  52. Networking RFCs and Protocols
  53. Further Reading
  54. Credits

User Datagram Protocol

User Datagram Protocol (UDP) supports the network at the transport layer. User Datagram Protocol (UDP) is an unreliable connection-less protocol and is defined by RFC 768 and 1122. It is a datagram service. There is no guarantee that the data will reach its destination. UDP is meant to provide serivce with very little transmission overhead. It adds very little to IP datapackets except for some error checking and port direction (Remember, UDP encapsulates IP packets). The following protocols or services use UDP:

  • DNS
  • SNMP
  • BOOTP
  • TFTP
  • NFS
  • RPC
  • RIP

UDP Message Format

The UDP header includes:

  1. Source port number (16 bits) - An optional field
  2. Destination port number (16 bits)
  3. UDP length (16 bits)
  4. UDP checksum (16 bits)

This is followed by data. The UDP checksum includes UDP data, not just the header as with IP message formats. For UDP and TCP checksum calculation a 12 byte pseudo header is included which contains some fields form the IP message header. This header is not transmitted as part of UDP or TCP, but is only used to help compute the checksum as a means of being sure that the data has arrived at the correct IP address. This is the TCP/UDP pseudo header:

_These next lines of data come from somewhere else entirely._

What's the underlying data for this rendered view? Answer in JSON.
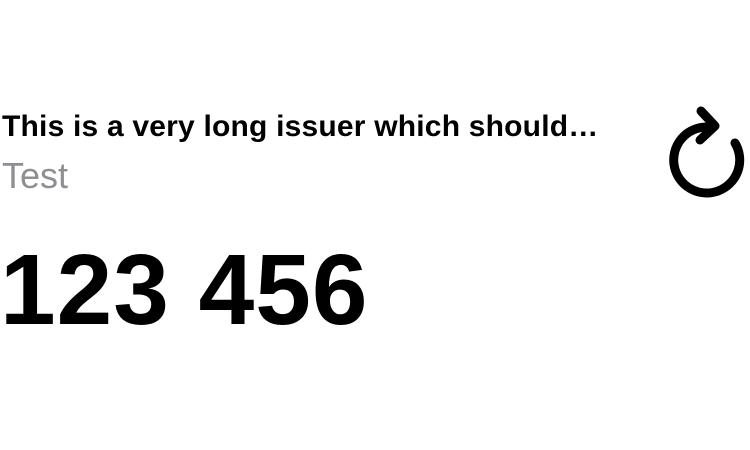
{
  "token": {
    "issuer": "This is a very long issuer which should…",
    "account": "Test",
    "code": "123 456"
  },
  "icons": {
    "refresh": "refresh-icon"
  },
  "colors": {
    "background": "#ffffff",
    "primary_text": "#000000",
    "secondary_text": "#8e8e93"
  }
}
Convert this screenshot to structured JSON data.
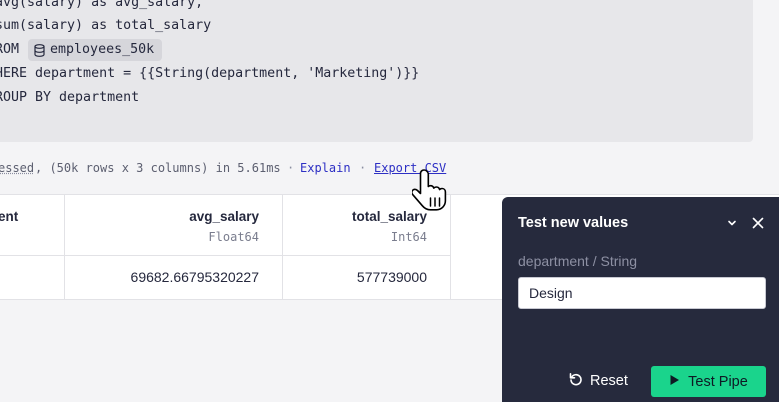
{
  "editor": {
    "lines": [
      "avg(salary) as avg_salary,",
      "sum(salary) as total_salary",
      "ROM",
      "HERE department = {{String(department, 'Marketing')}}",
      "ROUP BY department"
    ],
    "table_name": "employees_50k"
  },
  "stats": {
    "processed": "essed",
    "details": ", (50k rows x 3 columns) in 5.61ms",
    "separator": "·",
    "explain_label": "Explain",
    "export_label": "Export CSV"
  },
  "results": {
    "columns": [
      {
        "name": "ent",
        "type": ""
      },
      {
        "name": "avg_salary",
        "type": "Float64"
      },
      {
        "name": "total_salary",
        "type": "Int64"
      }
    ],
    "rows": [
      {
        "cells": [
          "",
          "69682.66795320227",
          "577739000"
        ]
      }
    ]
  },
  "panel": {
    "title": "Test new values",
    "field_label": "department / String",
    "field_value": "Design",
    "reset_label": "Reset",
    "test_label": "Test Pipe"
  },
  "colors": {
    "accent_green": "#1ad48c",
    "panel_bg": "#262a3d",
    "link": "#2d2fc4"
  },
  "icons": [
    "database-icon",
    "hand-pointer-icon",
    "chevron-down-icon",
    "close-icon",
    "reset-icon",
    "play-icon"
  ]
}
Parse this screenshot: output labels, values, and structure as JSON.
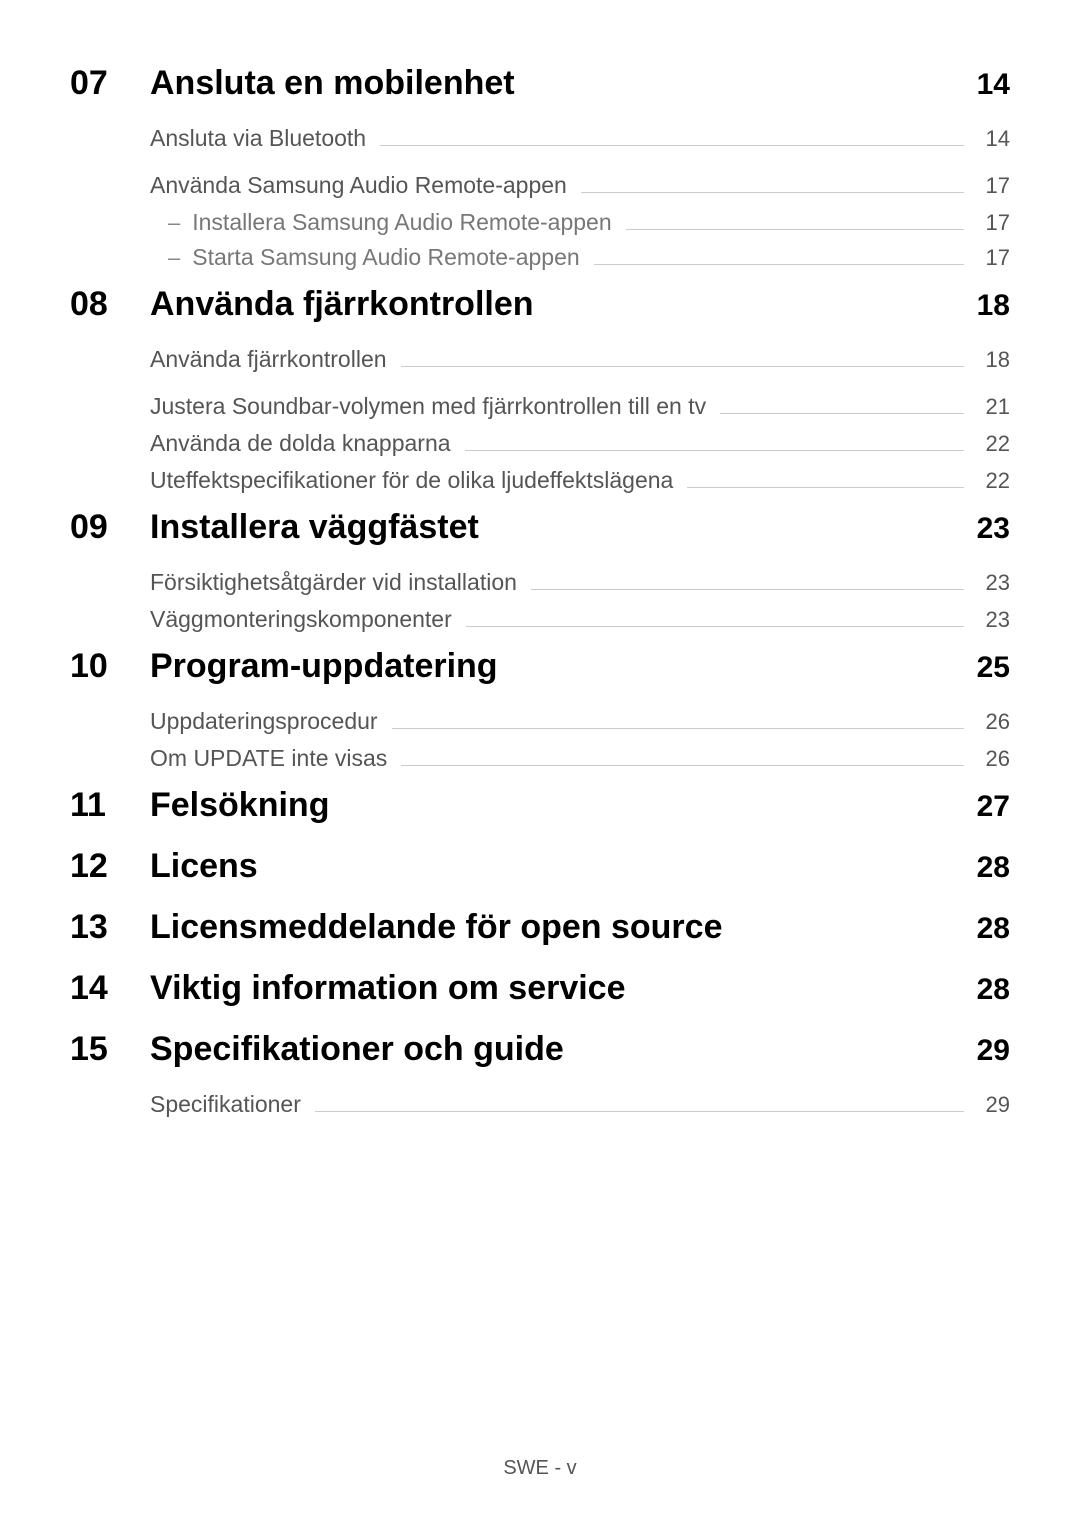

  1. Source IP address (32 bits)
  2. Destination IP address (32 bits)
  3. blank filler(0) (8 bits)
  4. Protocol (8 bits)
  5. UDP length (16 bits)